The International Food Policy Research Institute (IFPRI) has released a study into those living on below $0.50 a day. The report, The World’s Most Deprived: Characteristics and Causes of Extreme Poverty and Hunger, finds that 162 million of the world’s poorest people— which it terms the “ultra poor”—survive on less than 50 cents a day. If concentrated in a single nation, they would comprise the world’s seventh most populous country.
Similarly to the chronic poverty reports, while acknowledging that there has been substantial progress in recent years in tackling poverty around the world the report finds that those who are among the poorest have benefited the least from poverty reductions. The press release states:
The report shows that the poorest people typically belong to socially excluded groups, live in remote rural areas with little access to roads, markets, education, and health services, and have few assets. Households living in ultra poverty are on average four times less likely to have electricity than households living above the dollar-a-day line, and the poorest adults, men and women alike, are significantly less likely to have access to education.
The daily challenges faced by the ultra poor can over time lead to poverty traps—conditions from which individuals or groups cannot emerge without outside assistance.
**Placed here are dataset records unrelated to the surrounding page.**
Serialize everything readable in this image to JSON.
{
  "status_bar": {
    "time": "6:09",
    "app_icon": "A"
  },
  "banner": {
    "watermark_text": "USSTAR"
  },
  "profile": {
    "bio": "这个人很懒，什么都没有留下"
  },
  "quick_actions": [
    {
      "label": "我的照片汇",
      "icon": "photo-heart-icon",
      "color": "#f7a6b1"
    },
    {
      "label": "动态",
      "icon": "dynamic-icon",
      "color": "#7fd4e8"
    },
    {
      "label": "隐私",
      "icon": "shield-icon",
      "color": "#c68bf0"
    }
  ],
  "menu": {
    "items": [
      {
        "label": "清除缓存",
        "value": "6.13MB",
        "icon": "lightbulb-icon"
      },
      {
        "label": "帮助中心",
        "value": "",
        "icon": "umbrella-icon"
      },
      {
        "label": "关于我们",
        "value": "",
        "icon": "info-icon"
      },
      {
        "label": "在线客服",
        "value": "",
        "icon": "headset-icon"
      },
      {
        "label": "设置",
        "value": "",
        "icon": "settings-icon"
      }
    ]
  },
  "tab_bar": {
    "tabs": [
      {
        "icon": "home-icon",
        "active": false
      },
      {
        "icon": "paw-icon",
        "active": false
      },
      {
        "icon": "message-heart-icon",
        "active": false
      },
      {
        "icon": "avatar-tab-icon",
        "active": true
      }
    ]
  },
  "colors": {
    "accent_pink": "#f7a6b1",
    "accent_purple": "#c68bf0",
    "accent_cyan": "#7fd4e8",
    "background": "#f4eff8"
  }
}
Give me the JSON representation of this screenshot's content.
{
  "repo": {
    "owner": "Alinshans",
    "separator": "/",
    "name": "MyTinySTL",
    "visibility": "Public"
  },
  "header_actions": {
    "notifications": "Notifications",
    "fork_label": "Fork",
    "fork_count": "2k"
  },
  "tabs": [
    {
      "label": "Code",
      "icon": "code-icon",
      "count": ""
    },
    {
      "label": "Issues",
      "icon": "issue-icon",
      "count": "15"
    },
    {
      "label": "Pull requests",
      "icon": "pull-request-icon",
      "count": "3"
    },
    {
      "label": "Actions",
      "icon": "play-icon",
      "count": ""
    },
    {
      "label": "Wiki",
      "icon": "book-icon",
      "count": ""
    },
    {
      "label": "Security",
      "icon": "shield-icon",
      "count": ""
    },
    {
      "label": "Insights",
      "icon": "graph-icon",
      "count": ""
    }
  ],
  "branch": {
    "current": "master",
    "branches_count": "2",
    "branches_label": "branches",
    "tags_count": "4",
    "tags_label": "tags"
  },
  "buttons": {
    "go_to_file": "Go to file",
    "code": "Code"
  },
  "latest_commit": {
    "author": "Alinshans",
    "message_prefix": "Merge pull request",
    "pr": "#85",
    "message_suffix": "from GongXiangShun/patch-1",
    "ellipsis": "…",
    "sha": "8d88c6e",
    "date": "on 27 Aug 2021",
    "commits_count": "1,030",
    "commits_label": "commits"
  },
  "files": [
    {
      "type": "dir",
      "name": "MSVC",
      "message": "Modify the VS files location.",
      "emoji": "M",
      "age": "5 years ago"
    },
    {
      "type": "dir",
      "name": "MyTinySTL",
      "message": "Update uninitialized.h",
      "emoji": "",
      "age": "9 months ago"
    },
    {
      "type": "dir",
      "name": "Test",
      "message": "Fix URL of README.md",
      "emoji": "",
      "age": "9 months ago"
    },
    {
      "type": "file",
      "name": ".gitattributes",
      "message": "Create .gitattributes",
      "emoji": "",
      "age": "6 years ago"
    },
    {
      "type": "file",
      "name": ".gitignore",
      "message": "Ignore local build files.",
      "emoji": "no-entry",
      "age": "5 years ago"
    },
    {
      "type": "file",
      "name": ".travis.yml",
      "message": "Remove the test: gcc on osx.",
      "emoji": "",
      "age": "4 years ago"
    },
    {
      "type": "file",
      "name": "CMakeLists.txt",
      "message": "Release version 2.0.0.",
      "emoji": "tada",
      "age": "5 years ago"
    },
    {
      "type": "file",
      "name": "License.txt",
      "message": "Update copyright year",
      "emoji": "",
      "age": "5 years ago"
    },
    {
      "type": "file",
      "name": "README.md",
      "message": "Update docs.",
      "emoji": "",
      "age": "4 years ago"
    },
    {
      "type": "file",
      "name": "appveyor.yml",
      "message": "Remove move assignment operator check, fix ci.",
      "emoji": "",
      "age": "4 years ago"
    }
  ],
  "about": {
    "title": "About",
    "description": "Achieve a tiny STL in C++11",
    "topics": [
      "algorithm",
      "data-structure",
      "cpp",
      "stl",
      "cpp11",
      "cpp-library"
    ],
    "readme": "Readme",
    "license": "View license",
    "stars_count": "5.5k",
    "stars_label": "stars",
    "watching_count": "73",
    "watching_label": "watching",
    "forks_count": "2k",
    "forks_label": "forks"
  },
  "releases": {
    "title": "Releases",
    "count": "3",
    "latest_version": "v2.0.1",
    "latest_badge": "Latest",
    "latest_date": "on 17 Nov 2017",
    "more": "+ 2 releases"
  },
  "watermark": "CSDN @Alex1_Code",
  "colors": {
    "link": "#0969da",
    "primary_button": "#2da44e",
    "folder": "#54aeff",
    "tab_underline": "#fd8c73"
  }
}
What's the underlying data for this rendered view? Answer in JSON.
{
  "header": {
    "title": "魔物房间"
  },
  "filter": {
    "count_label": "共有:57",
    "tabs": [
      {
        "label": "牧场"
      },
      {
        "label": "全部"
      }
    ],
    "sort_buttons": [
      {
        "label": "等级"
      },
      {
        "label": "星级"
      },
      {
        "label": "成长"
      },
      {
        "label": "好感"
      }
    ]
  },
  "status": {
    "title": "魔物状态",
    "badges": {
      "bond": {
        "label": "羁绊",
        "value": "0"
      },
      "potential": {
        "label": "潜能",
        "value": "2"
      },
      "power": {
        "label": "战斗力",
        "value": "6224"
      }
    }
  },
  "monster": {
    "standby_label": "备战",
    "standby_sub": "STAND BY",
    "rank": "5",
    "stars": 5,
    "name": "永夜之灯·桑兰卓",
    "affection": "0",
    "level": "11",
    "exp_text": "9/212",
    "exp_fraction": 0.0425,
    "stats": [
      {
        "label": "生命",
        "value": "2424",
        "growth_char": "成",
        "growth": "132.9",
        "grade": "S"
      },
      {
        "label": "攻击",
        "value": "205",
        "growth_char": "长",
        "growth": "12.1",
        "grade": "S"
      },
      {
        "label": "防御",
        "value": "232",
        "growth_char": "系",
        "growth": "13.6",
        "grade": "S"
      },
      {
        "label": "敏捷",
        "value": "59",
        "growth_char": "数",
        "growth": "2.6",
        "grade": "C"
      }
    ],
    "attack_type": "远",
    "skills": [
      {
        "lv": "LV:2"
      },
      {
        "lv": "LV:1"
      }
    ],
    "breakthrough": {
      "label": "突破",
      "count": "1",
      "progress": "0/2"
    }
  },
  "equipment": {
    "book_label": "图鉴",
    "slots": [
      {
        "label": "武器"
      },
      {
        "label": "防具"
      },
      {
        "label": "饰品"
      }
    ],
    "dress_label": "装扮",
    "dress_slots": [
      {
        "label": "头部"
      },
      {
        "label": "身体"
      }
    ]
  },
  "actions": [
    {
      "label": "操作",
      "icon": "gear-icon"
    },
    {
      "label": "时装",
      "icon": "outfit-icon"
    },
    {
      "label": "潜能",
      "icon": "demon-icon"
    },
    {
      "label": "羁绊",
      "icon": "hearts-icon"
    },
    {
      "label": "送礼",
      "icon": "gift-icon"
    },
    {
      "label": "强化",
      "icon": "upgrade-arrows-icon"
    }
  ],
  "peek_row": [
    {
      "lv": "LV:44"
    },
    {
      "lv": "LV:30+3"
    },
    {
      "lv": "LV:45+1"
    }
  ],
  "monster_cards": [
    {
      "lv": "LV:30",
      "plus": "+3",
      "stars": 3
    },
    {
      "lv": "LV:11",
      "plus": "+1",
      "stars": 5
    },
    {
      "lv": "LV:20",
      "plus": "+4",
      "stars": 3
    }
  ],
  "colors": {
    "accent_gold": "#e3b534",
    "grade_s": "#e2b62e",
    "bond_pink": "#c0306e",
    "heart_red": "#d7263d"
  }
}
The report identifies three common causes of poverty traps: inability of poor families to invest in the education of their children; limited access to credit for those with few assets; and reduced productivity due to malnutrition.
The report claims to be the first to use household data from 1990-2004 to look below the dollar-a-day line to examine who the very poorest are, where they live and how they have fared over those years.